Data about app and page elements:
________________________

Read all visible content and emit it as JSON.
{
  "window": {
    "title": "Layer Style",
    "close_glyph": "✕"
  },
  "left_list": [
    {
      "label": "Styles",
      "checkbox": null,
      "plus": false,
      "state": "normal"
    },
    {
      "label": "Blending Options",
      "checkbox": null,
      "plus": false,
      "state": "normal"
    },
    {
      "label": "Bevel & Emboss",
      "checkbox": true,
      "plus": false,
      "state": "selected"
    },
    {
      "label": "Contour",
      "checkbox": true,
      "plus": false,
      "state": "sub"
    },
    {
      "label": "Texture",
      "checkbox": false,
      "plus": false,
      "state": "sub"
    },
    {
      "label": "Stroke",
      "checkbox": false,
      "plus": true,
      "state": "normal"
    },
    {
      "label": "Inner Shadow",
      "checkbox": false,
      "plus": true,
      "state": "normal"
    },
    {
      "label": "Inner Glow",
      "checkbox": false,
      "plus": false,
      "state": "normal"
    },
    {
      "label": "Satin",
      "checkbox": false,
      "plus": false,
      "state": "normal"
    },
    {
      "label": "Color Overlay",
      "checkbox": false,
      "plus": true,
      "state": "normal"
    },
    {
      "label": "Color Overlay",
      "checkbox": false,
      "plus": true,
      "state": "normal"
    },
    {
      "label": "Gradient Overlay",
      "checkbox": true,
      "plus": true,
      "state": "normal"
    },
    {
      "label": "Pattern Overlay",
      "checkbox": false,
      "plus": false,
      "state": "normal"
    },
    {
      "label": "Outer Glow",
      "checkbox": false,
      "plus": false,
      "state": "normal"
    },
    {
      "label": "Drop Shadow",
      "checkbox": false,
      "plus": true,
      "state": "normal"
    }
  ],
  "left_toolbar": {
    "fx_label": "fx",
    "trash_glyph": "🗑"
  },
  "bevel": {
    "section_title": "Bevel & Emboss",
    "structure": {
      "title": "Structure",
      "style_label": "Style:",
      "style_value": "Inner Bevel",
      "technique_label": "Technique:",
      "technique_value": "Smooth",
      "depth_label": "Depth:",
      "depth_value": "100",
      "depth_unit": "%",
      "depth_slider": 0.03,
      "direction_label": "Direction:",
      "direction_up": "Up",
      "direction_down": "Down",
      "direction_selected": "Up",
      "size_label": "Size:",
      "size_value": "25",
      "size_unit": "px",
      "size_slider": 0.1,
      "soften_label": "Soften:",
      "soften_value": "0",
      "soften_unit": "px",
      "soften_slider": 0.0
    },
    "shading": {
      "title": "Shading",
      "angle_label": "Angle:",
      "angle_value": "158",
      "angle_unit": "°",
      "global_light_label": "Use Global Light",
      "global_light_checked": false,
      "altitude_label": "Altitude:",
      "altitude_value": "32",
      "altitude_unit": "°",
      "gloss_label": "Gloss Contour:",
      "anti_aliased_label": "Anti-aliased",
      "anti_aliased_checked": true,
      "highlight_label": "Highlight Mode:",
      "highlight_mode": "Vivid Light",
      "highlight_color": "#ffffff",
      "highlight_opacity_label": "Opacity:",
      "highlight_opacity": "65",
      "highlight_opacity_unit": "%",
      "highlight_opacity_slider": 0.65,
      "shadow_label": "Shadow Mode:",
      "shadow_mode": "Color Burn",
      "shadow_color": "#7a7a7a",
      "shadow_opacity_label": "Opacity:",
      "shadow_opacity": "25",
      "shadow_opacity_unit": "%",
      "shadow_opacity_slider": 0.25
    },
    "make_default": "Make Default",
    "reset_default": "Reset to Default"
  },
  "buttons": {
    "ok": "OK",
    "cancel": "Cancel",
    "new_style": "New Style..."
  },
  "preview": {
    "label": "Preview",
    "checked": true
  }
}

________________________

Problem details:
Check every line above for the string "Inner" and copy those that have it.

Response to this task:
      "label": "Inner Shadow",
      "label": "Inner Glow",
      "style_value": "Inner Bevel",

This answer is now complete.